I am filled with gratitude. I have air in my lungs and the ability to move. Each day is another page in the book and a beautiful beginning to choose light or darkness. Think about what we are doing right now...How amazing it is to find someone who wants to hear about all the things that go on in your head and what you are working on.
Take me back to when you feel you became interested in art:
I was around age eight and I remember going to the Museum of Fine Art in Boston and seeing a painting called The Martyrdom of St. Hippolytus. The painting has Hippolytus’s body spread, tortured and stretched across three panels. It was like it just kept going. It was the first painting that I had ever seen that made me feel a deep sense of horror and fear, as well as wonder and awe. It made me understand that through mark making you can grip the emotion of a viewer while at the same time convey deep stomach turning emotion...it was powerful for me.
Talk to us a little about your early artistic influences, where did your passion for creativity come from?
My earliest source of creative inspiration came from my grandmother, who was a watercolour painter based in Marblehead, Massachusetts. Looking back, I think she was a pivotal figure who taught me about art and encouraged me to create, led by her own artistic passion. Born in England, she migrated to the States and took to painting historical buildings and running art workshops, developing a practice that resonated with the local community. I used to visit my grandmother during the summer holidays and, on one occasion, I stumbled into her basement-studio. She caught me ruffling through her materials but instead of getting angry and frustrated, she decided to teach me about painting. From then on, we would go to the beach to collect sea glass and make cement plates. This was when I first began experimenting with non-traditional materials – sea glass, sand, ripped-up t-shirts, cloth – blending raw materials, to create art, which ultimately helped lead me to the place I am today.
How did you find your voice with painting and creating?
Honestly a big part of my story was, like when I was 16 or 17 I went through very intense counseling and therapy for anxiety & depression.

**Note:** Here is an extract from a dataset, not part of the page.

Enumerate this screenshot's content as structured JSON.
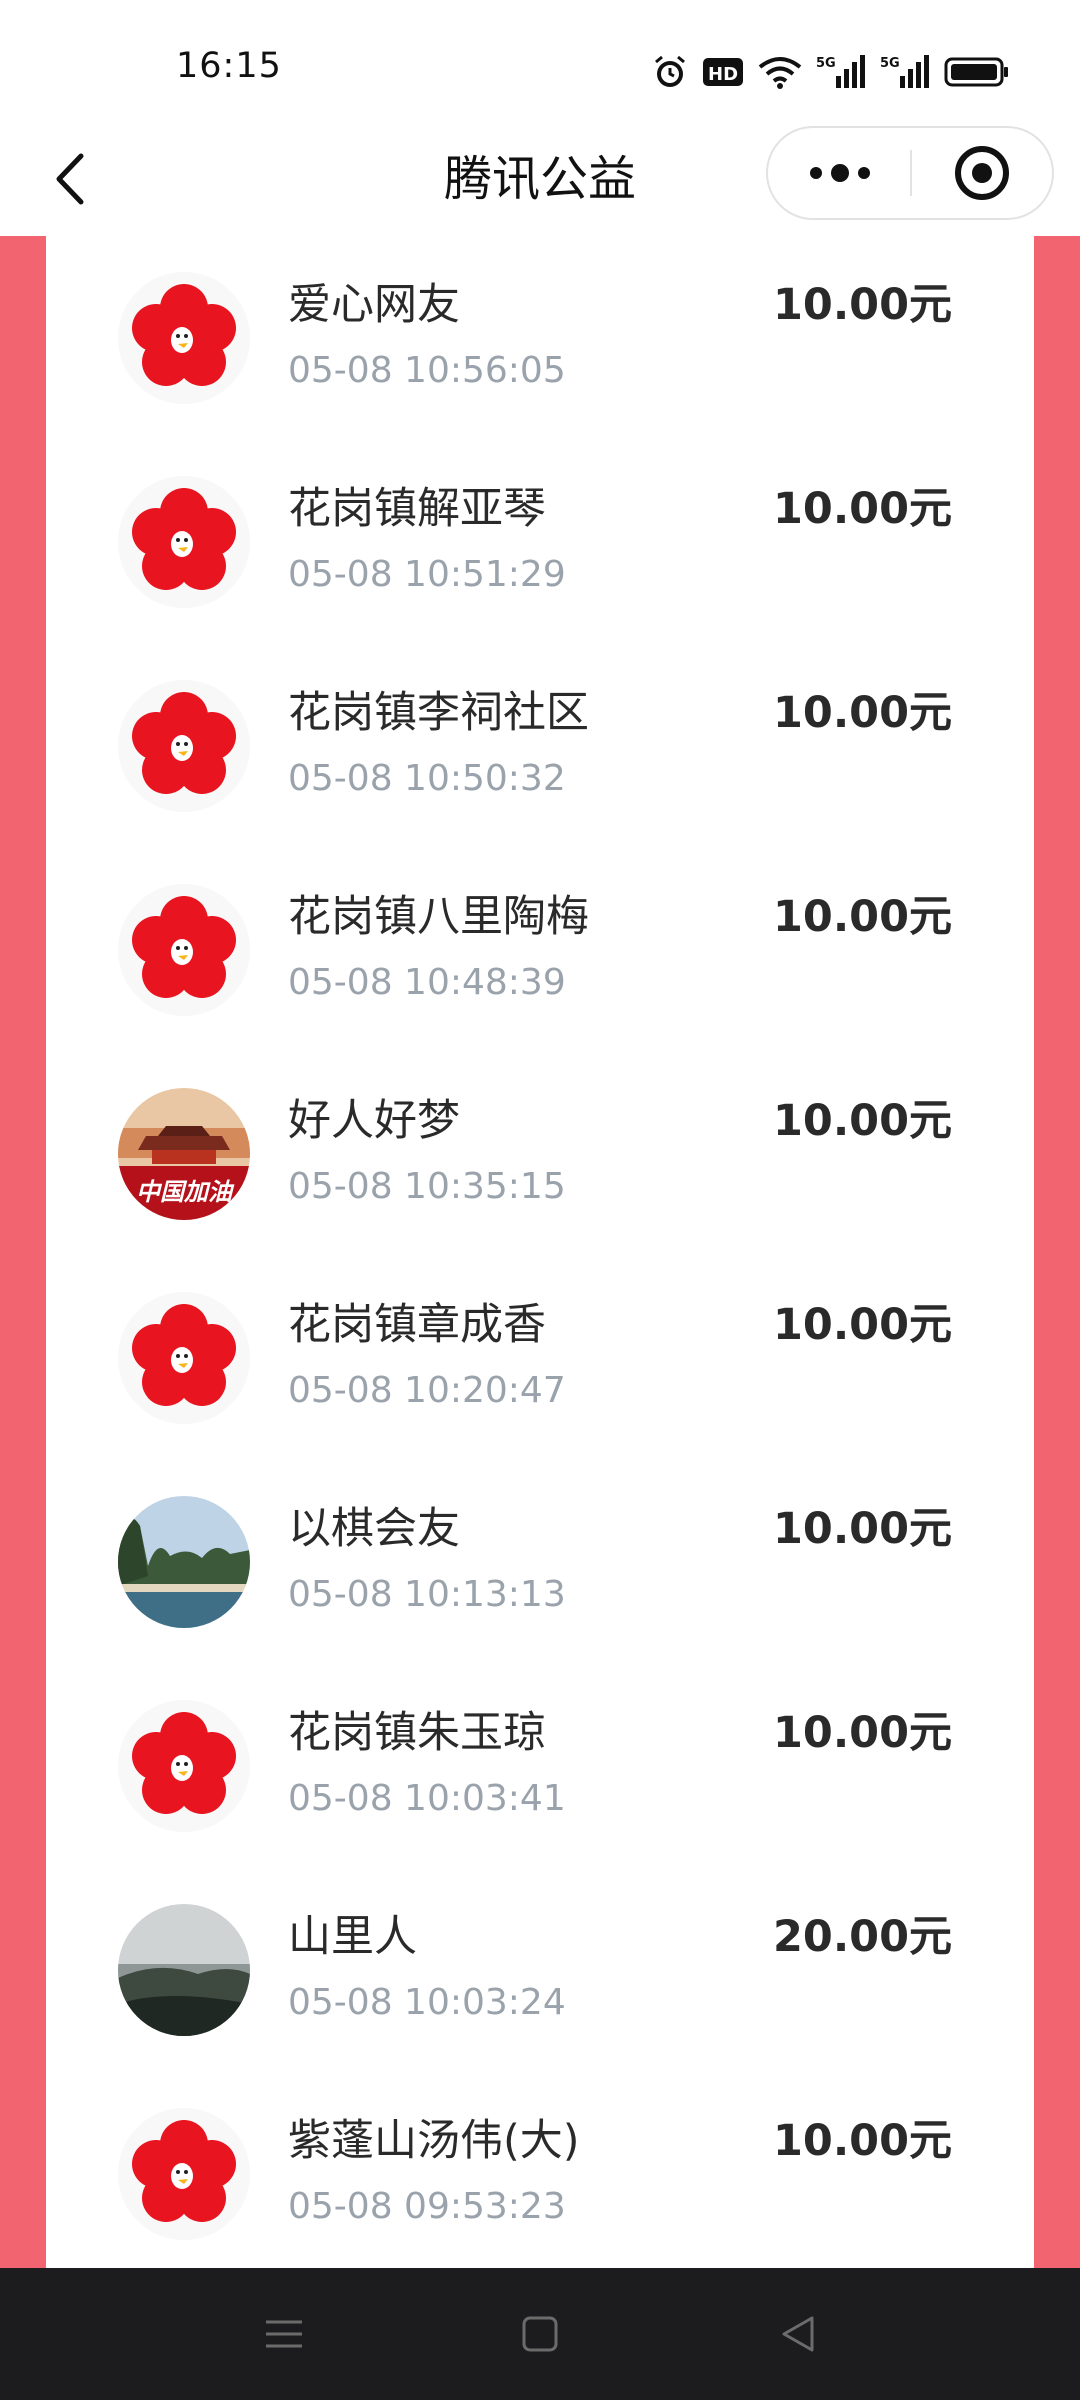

I mean really, really intense – I’m talking 3 hours a day, 3 days a week, for maybe two and a half years. During that time, it just – I mean you feel like the world is gone. Everything is... out. But that darkness is what forced me to spend the time talking it out, working through that rough period and pulling apart those emotions… and I think that, more than anything else, that’s what enabled me to put myself into the art and develop a voice that speaks to people.
How has the idea of uncertainty and instability played a creative, generative role in your life?
I've been meditating on the thought of how so often, in our modern world of comfort and convenience, the very uncertainty and discomfort we seek to avoid is the thing we most need in order to move forward. How the journey is the destination, and how only once we recognize that fact can we reach the place we want to.
Speaking on uncertainty, what is one thing you continually wrestle with?
My main fear/uncertainty is the acceleration of days. I have this anxiety that time is passing, that everything is ultimately fleeting and impermanent...However, it pushes me to take advantage of every single moment.
When is/was your current/most recent/next show?
My most recent exhibition was Umgestalter that ran from April 17 – May 9 2021 at DENK Gallery in Los Angeles. The exhibition introduced fifteen new works on canvas, paper, and sculpture. The title of the exhibition referenced a line from Rainer Maria Rilke’s poem The Man Watching, in which the poet alludes to the biblical story of Jacob grappling with the angel. In doing so, Rilke suggests that the struggle with that which outmatches us enables humanity to strive against greater and greater things. My next exhibition will be held in New York with albertz benda gallery in June 2022. I am very excited to introduce new mediums such as sculpture and wood carvings in this exhibition.